Dataset rows describing interfaces:
= Beginning of Section =

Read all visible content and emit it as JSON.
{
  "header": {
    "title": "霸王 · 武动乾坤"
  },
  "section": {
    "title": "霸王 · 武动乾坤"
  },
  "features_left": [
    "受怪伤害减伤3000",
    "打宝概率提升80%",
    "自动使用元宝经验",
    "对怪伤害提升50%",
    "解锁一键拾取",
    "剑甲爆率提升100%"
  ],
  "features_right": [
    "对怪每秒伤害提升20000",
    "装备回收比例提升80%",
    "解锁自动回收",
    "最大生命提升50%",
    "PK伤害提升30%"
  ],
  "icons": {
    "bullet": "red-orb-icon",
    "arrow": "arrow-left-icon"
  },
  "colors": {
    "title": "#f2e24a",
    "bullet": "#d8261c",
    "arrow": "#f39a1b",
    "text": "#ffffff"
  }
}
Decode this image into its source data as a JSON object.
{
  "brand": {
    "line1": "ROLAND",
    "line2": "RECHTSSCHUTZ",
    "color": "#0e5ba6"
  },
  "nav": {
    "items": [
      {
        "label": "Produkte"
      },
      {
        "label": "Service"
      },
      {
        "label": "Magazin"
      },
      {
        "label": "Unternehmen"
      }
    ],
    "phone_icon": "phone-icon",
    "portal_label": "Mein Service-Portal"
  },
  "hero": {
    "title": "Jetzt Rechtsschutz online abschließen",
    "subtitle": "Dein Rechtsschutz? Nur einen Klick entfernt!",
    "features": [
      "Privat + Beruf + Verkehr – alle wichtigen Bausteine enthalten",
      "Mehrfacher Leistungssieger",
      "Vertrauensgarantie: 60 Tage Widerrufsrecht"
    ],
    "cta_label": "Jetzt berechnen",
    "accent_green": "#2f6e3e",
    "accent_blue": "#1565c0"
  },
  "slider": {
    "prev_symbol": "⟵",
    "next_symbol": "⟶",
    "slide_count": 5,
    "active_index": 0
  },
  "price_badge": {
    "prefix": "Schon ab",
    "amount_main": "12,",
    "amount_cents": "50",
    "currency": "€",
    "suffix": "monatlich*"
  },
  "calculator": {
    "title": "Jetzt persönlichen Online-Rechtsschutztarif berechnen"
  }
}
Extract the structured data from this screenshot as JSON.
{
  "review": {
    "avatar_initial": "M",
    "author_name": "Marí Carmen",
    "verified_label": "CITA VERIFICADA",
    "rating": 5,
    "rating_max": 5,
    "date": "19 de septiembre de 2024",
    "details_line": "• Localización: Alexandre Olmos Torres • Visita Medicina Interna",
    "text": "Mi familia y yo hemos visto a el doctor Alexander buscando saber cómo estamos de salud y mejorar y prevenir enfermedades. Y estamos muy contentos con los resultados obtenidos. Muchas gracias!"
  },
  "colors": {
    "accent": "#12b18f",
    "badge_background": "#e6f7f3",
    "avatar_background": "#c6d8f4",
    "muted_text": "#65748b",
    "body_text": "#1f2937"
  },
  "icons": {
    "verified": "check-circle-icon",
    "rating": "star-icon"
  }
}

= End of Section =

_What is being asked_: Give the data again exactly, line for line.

_Solution_:
Read all visible content and emit it as JSON.
{
  "header": {
    "title": "霸王 · 武动乾坤"
  },
  "section": {
    "title": "霸王 · 武动乾坤"
  },
  "features_left": [
    "受怪伤害减伤3000",
    "打宝概率提升80%",
    "自动使用元宝经验",
    "对怪伤害提升50%",
    "解锁一键拾取",
    "剑甲爆率提升100%"
  ],
  "features_right": [
    "对怪每秒伤害提升20000",
    "装备回收比例提升80%",
    "解锁自动回收",
    "最大生命提升50%",
    "PK伤害提升30%"
  ],
  "icons": {
    "bullet": "red-orb-icon",
    "arrow": "arrow-left-icon"
  },
  "colors": {
    "title": "#f2e24a",
    "bullet": "#d8261c",
    "arrow": "#f39a1b",
    "text": "#ffffff"
  }
}
Decode this image into its source data as a JSON object.
{
  "brand": {
    "line1": "ROLAND",
    "line2": "RECHTSSCHUTZ",
    "color": "#0e5ba6"
  },
  "nav": {
    "items": [
      {
        "label": "Produkte"
      },
      {
        "label": "Service"
      },
      {
        "label": "Magazin"
      },
      {
        "label": "Unternehmen"
      }
    ],
    "phone_icon": "phone-icon",
    "portal_label": "Mein Service-Portal"
  },
  "hero": {
    "title": "Jetzt Rechtsschutz online abschließen",
    "subtitle": "Dein Rechtsschutz? Nur einen Klick entfernt!",
    "features": [
      "Privat + Beruf + Verkehr – alle wichtigen Bausteine enthalten",
      "Mehrfacher Leistungssieger",
      "Vertrauensgarantie: 60 Tage Widerrufsrecht"
    ],
    "cta_label": "Jetzt berechnen",
    "accent_green": "#2f6e3e",
    "accent_blue": "#1565c0"
  },
  "slider": {
    "prev_symbol": "⟵",
    "next_symbol": "⟶",
    "slide_count": 5,
    "active_index": 0
  },
  "price_badge": {
    "prefix": "Schon ab",
    "amount_main": "12,",
    "amount_cents": "50",
    "currency": "€",
    "suffix": "monatlich*"
  },
  "calculator": {
    "title": "Jetzt persönlichen Online-Rechtsschutztarif berechnen"
  }
}
Extract the structured data from this screenshot as JSON.
{
  "review": {
    "avatar_initial": "M",
    "author_name": "Marí Carmen",
    "verified_label": "CITA VERIFICADA",
    "rating": 5,
    "rating_max": 5,
    "date": "19 de septiembre de 2024",
    "details_line": "• Localización: Alexandre Olmos Torres • Visita Medicina Interna",
    "text": "Mi familia y yo hemos visto a el doctor Alexander buscando saber cómo estamos de salud y mejorar y prevenir enfermedades. Y estamos muy contentos con los resultados obtenidos. Muchas gracias!"
  },
  "colors": {
    "accent": "#12b18f",
    "badge_background": "#e6f7f3",
    "avatar_background": "#c6d8f4",
    "muted_text": "#65748b",
    "body_text": "#1f2937"
  },
  "icons": {
    "verified": "check-circle-icon",
    "rating": "star-icon"
  }
}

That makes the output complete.